## [WORK INSTRUCTIONS]
Scan the material below for the string "Clavicle". Report every line that has it.

## [DATA PROVIDED]
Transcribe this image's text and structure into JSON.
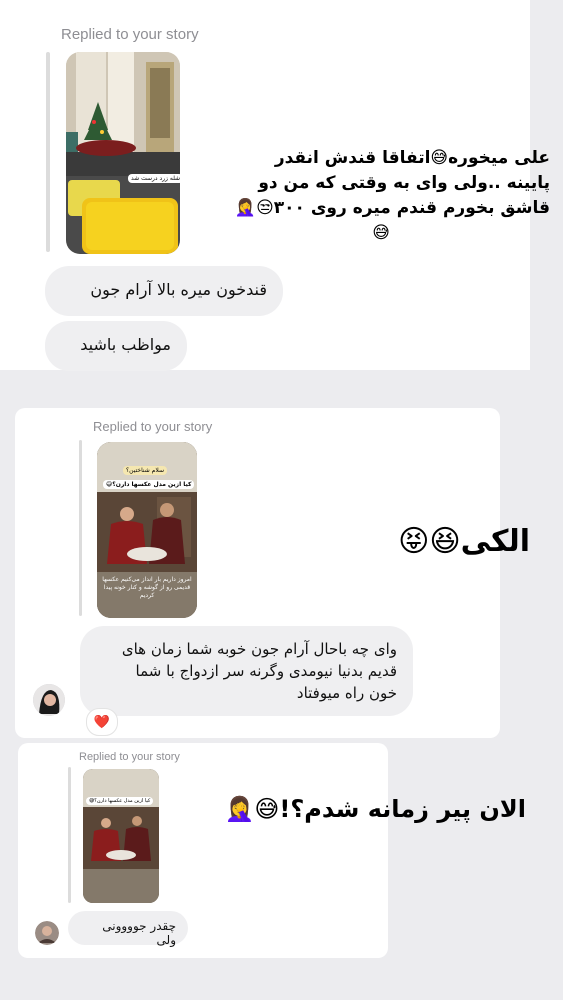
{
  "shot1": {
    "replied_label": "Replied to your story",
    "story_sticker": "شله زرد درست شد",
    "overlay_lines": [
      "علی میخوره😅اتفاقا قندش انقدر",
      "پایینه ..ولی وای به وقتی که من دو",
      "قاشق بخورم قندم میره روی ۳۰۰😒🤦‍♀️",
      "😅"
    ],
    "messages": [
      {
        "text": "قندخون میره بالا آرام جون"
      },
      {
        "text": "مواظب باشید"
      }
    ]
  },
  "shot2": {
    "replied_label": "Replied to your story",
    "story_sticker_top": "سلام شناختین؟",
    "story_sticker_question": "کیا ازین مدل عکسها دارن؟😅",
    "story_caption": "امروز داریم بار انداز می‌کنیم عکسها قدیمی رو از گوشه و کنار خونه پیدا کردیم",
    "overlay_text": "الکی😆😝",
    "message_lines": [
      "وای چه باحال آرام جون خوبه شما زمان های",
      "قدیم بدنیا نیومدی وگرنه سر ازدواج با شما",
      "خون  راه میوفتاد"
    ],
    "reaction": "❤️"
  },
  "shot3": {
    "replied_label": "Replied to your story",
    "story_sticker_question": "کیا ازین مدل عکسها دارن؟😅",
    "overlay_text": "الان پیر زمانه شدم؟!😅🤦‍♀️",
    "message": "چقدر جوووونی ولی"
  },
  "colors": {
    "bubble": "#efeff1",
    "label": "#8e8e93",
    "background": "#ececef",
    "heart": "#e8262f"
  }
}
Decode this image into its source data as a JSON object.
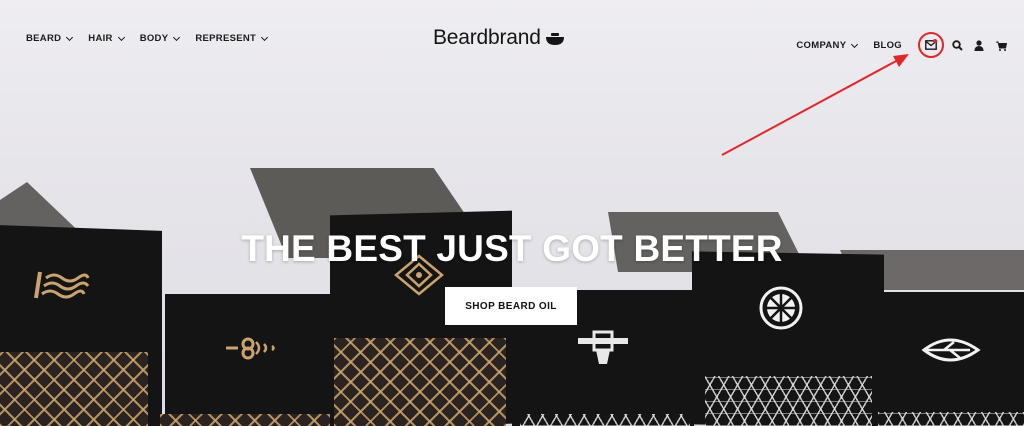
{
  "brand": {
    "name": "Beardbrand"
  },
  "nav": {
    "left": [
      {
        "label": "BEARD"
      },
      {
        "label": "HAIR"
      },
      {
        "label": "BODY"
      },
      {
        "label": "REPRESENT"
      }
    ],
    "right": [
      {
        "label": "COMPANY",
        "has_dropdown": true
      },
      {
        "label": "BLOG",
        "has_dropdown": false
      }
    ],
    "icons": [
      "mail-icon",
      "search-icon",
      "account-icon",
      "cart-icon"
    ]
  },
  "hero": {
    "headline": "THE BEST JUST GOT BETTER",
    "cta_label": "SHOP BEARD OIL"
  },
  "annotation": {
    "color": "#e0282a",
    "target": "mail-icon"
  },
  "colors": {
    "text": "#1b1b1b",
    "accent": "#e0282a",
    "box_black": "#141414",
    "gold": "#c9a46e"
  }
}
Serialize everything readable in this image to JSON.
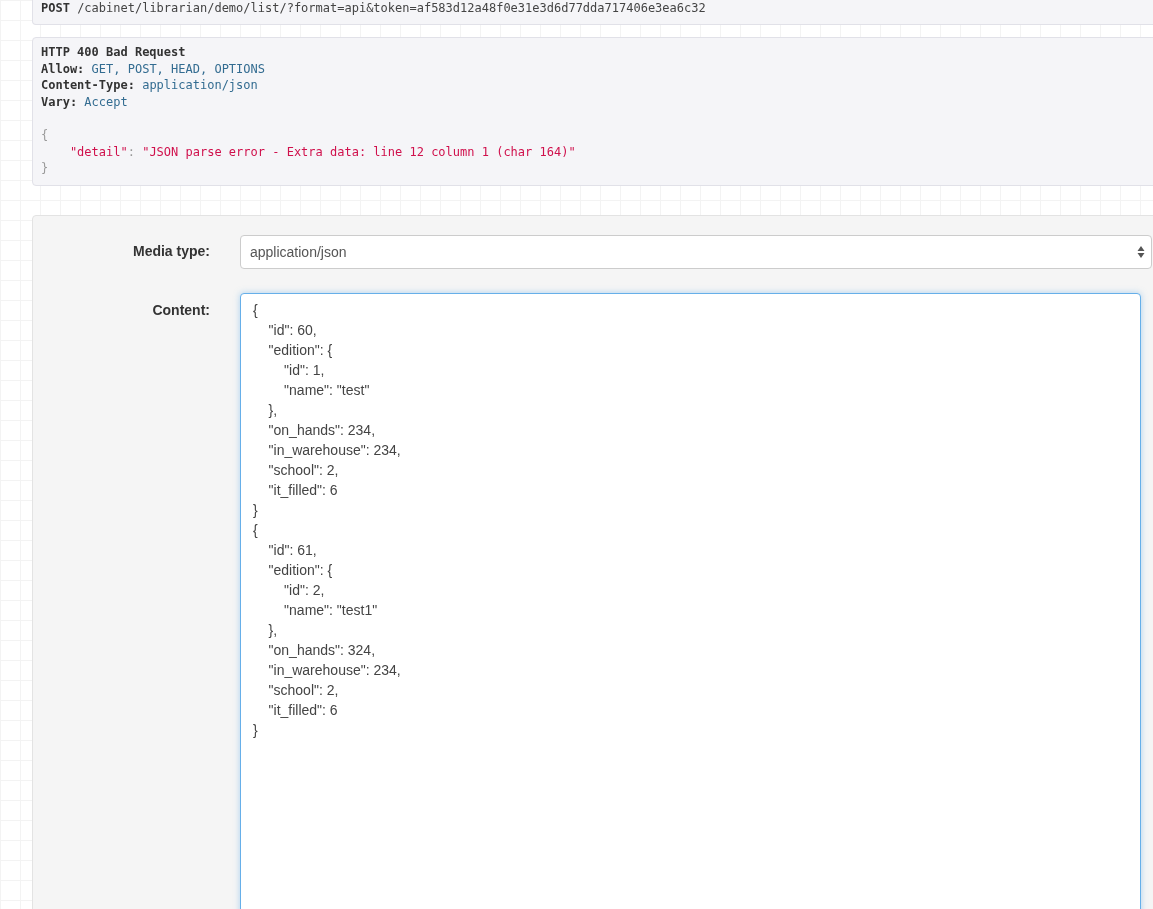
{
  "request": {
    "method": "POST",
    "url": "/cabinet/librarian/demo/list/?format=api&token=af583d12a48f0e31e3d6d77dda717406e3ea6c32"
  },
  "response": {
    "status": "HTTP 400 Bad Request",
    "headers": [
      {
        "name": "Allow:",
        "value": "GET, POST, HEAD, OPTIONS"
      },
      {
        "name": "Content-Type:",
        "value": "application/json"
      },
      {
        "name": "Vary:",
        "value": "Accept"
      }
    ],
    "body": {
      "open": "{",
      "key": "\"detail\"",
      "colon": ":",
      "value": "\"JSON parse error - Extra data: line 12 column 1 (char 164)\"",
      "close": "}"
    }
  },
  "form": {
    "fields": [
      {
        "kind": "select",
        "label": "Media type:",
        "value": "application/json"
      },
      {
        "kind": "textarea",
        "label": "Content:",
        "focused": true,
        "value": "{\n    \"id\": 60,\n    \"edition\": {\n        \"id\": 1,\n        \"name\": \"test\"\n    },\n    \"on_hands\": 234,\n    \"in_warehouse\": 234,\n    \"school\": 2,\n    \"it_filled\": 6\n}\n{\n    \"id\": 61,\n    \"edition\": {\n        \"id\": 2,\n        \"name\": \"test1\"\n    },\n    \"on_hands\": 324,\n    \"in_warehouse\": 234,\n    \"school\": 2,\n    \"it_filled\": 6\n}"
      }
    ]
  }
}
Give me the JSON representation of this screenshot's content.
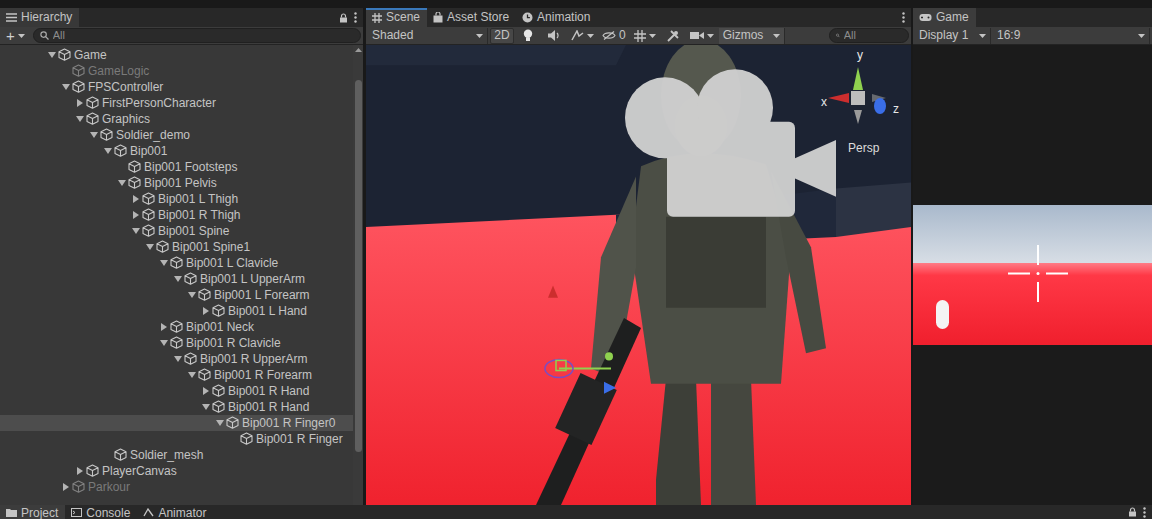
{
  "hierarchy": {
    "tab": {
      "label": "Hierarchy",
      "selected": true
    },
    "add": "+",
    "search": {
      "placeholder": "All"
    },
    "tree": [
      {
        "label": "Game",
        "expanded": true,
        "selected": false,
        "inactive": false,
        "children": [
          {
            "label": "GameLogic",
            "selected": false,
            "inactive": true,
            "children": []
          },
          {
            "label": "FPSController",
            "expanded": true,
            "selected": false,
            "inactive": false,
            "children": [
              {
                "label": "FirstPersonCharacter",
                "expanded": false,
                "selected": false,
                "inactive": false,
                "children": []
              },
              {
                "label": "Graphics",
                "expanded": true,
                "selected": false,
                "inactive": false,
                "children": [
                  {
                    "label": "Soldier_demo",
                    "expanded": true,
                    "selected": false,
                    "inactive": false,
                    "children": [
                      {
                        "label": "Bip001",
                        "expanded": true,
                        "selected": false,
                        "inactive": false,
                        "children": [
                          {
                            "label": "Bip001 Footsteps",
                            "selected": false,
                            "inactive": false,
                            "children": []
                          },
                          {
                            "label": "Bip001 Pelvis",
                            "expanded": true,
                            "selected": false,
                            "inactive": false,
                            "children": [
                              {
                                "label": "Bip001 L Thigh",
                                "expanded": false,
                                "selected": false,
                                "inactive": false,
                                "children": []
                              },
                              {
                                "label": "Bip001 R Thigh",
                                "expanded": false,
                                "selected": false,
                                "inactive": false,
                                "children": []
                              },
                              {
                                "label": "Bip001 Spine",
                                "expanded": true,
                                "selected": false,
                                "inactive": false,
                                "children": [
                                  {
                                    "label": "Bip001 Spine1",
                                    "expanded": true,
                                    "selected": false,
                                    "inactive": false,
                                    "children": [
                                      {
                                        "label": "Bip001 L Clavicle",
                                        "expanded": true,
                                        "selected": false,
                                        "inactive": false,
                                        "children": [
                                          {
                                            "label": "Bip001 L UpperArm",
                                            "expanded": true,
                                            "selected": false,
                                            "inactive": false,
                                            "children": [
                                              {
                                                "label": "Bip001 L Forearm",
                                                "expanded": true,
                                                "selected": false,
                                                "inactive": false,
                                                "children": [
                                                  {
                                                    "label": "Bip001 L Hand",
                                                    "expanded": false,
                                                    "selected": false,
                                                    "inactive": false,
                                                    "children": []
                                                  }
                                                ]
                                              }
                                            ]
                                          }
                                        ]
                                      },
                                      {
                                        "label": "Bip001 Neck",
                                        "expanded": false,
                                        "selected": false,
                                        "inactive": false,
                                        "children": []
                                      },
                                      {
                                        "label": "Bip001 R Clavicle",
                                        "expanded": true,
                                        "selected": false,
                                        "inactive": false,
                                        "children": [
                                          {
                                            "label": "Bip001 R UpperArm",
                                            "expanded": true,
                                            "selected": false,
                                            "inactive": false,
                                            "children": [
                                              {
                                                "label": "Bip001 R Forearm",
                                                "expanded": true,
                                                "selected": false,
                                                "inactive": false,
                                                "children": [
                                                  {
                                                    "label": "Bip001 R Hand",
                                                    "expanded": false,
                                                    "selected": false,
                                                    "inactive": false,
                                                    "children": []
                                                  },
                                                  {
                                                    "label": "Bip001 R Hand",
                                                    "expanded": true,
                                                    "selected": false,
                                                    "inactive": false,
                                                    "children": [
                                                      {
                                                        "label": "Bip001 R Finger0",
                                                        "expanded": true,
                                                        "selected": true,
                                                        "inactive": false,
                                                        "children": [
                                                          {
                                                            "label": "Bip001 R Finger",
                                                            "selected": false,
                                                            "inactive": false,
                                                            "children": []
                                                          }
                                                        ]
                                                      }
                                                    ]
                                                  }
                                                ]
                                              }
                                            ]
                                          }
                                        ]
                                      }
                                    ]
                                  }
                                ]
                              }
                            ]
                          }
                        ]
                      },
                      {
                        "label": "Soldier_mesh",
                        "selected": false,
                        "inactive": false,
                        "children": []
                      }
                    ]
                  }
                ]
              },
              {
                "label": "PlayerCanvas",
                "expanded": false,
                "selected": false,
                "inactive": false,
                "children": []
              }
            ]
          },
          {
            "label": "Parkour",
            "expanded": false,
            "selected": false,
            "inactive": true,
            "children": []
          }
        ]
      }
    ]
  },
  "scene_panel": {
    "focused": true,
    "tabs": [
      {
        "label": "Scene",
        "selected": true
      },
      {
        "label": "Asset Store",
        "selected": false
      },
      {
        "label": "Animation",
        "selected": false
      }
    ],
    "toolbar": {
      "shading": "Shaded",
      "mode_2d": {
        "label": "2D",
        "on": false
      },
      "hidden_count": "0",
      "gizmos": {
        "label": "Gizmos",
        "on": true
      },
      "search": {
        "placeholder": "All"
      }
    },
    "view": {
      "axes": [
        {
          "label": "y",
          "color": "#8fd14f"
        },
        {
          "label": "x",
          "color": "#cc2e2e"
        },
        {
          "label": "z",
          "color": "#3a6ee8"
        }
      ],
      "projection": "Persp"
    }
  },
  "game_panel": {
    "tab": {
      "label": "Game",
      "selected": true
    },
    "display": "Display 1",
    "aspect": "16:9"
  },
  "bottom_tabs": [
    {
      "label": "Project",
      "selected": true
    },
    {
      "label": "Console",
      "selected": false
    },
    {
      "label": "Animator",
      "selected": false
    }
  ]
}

## [ANSWER AREA]
                                        "label": "Bip001 L Clavicle",
                                        "label": "Bip001 R Clavicle",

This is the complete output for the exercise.